The Rococo art movement developed in Germany during the 18th century.
Rococo artists were inspired by French artists and their work was influenced by nature, as well as Greek and Roman mythologies.
The most famous German Rococo artists include:
- Johann Joachim Kaendler (1727-1779),
- Johann Georg Wille (1694-1757),
- Johann Christian Fiedler (1699-1759).
Rococo Art In Italy
The Rococo style was developed in Italy by artists such as Francesco Guardi and Giovanni Battista Tiepolo.
These artists were known for their use of light and color, which they used to create a sense of movement in their paintings.
They also often depicted scenes from everyday life, such as marketplaces or festivals.
Rococo artists were most active during the 18th century, when they produced works that reflected the ideals of the Enlightenment period (an intellectual movement that emphasized reason over religion).
Many Rococo paintings feature beautiful women wearing elaborate gowns or dresses with flowing lines;
these images were meant to represent female freedom from traditional roles within society–something that was becoming more common during this time period.
Rococo Art In England
Rococo art in England was a rich and varied development of the style, with artists such as Thomas Gainsborough and William Hogarth leading the way.
Gainsborough (1727-88) painted portraits of some of England’s most aristocratic families but also landscapes that show his love for nature.
His painting The Morning Walk shows two gentlemen walking in Hyde Park under an overcast sky;
they are dressed in their Sunday best, but their expressions show they are bored by their surroundings.
This is typical of Rococo art:
it celebrates beauty but often mocks its subjects’ attempts at refinement or elegance.
Hogarth (1697-1764) was another great English painter who used satire to make fun of society’s foibles through his caricatures–satirical drawings or paintings that exaggerate someone’s features so they look ridiculous.
In one series called Marriage A La Mode he portrayed an aristocrat marrying beneath him socially because he needs money; another showed how drinking too much could ruin your health!
Rococo Art In Spain
Spain was the birthplace of rococo art. The movement began in the late 17th century and lasted until the mid-18th century.
The most famous Rococo artists from Spain include:
- Francisco de Goya y Lucientes (1746-1828) – He painted portraits, still lifes, and landscapes that were known for their realism and emotionality.

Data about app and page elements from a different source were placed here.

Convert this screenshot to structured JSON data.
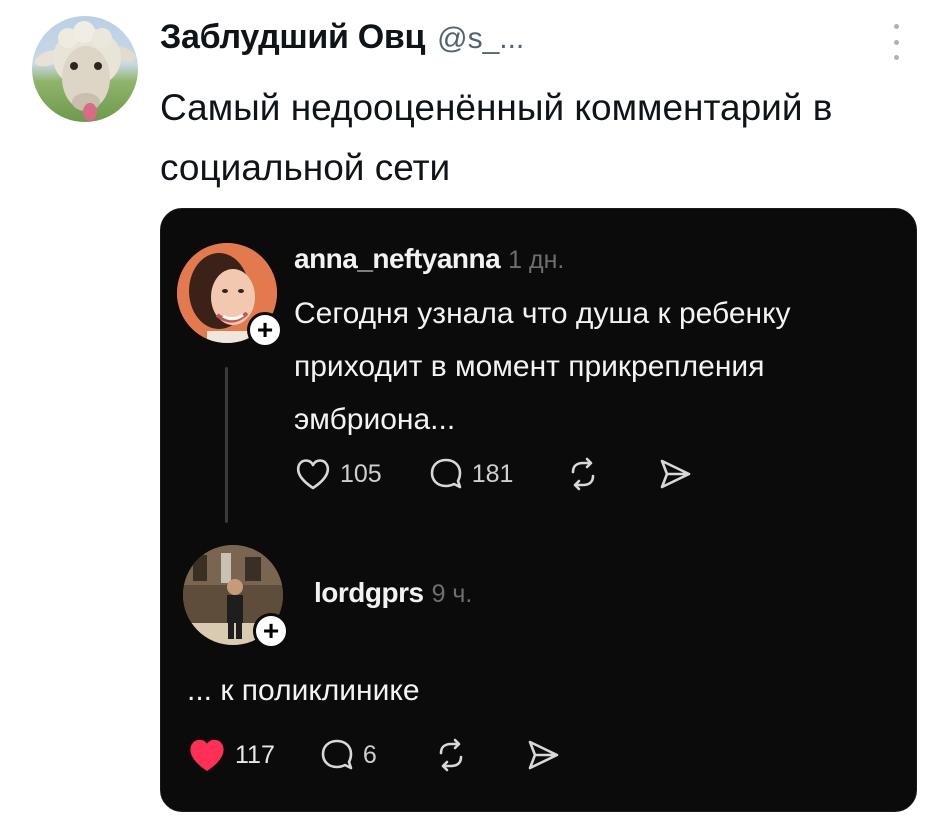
{
  "tweet": {
    "author_name": "Заблудший Овц",
    "author_handle": "@s_...",
    "text": "Самый недооценённый комментарий в социальной сети",
    "icons": {
      "avatar": "sheep-avatar",
      "more": "vertical-ellipsis-icon"
    }
  },
  "embedded": {
    "comments": [
      {
        "username": "anna_neftyanna",
        "time": "1 дн.",
        "text": "Сегодня узнала что душа к ребенку приходит в момент прикрепления эмбриона...",
        "likes": "105",
        "liked": false,
        "replies": "181"
      },
      {
        "username": "lordgprs",
        "time": "9 ч.",
        "text": "... к поликлинике",
        "likes": "117",
        "liked": true,
        "replies": "6"
      }
    ],
    "follow_badge": "+"
  },
  "colors": {
    "card_background": "#0b0b0b",
    "liked_heart": "#ff2f56",
    "handle_gray": "#536471"
  }
}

- His work also included political cartoons criticizing Spanish society at the time.
- Juan de Valdes Leal (1622-1690) – He was one of Spain’s first professional painters who specialized in religious scenes based on biblical stories or historical events such as.

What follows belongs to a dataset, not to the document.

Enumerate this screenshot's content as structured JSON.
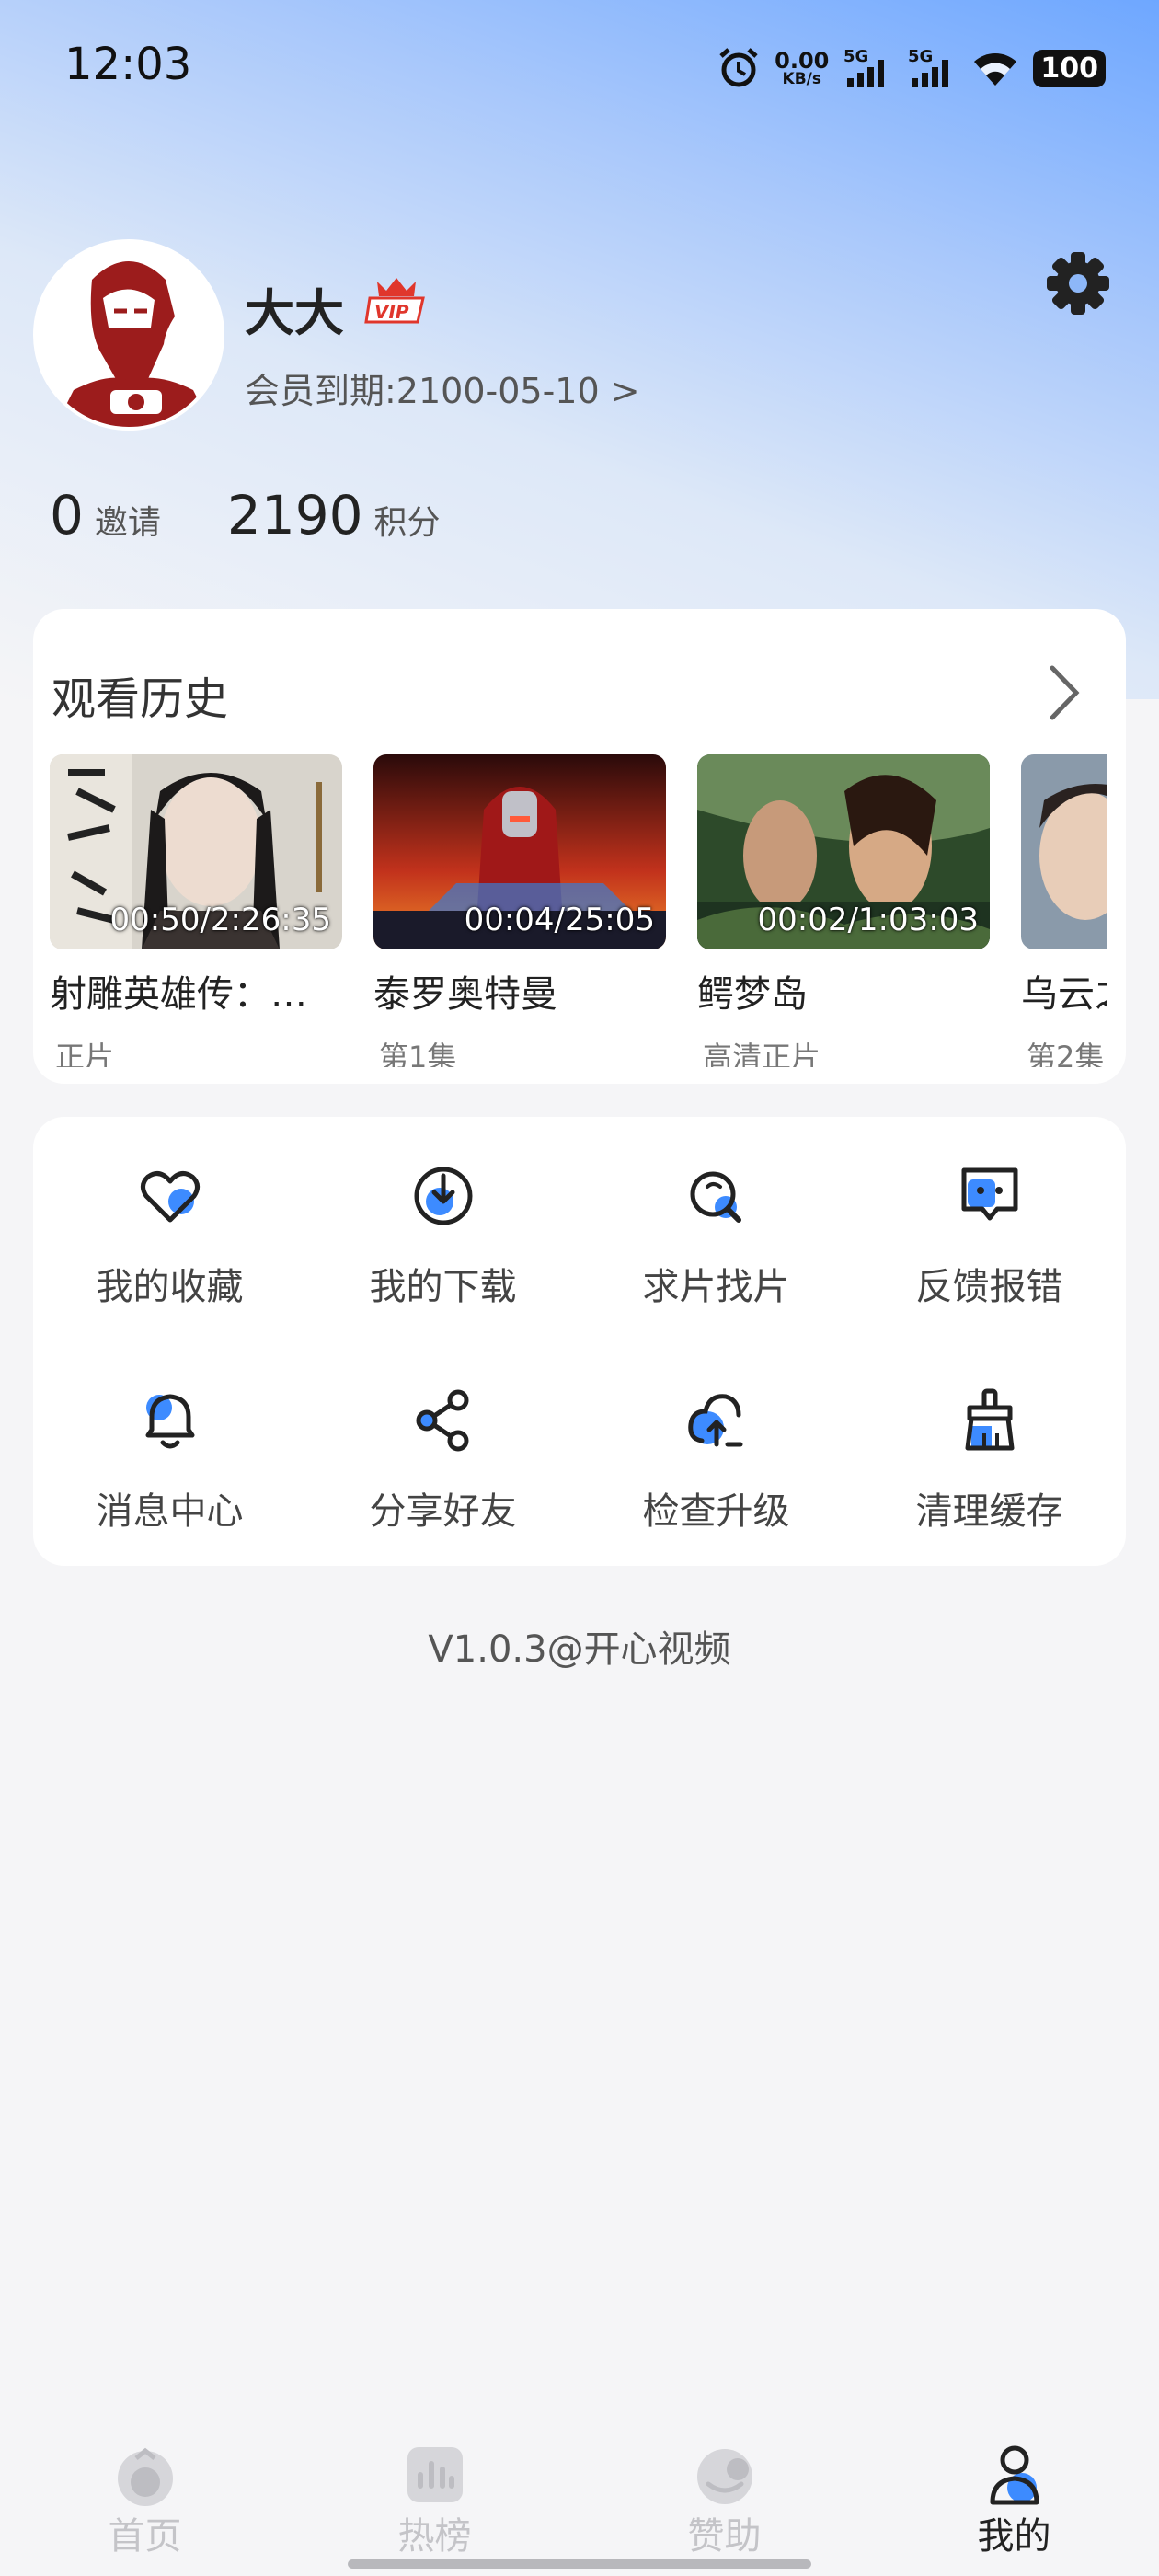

- Martyrdoms by Christians during Roman times when they refused to worship pagan gods such as Jupiter or Venus instead of God Himself. This style became known as Baroque because it emphasized drama over elegance
Rococo Art In Austria
Rococo art is a style of painting and decoration that flourished in Europe during the 18th century.
Rococo artists were known for their use of pastel colors and intricate designs, often including gold leaf, as well as their use of lighthearted subject matter and themes.
The term “rococo” comes from the French word rocaille (meaning “shell”), which was used to describe an ornate style of ornamentation popular during this time period.
The development of rococo art in Austria began with Johann Baptist Zimmermann (1680-1766), who studied under Louis Boullogne at Antwerp before moving to Vienna where he became court painter for Emperor Charles VI.
While working at the Viennese court he developed his own personal style that was heavily influenced by Flemish art but incorporated elements from other countries such as Italy and France as well.
 In addition to being an artist himself, Zimmermann taught many other notable painters including Anton Joseph von Prenner (1721-1799). Other notable Rococo artists include Johann Michael Rottmayr (1709-1767) who painted portraits;
Franz Xaver Messerschmidt (1736-1783) who created sculptures depicting psychological states;
Ignaz Gebhardt von Schaller und Hohenberg (1730-1802) who worked primarily on frescoes;
Johann Baptist Strauch SJ (* 1748 + 1825) who created religious paintings;
Josef Moll SJ (* 1751 + 1829) whose work focused mainly on landscapes; Ignaz von Seyfarth (* 1746 + 1819).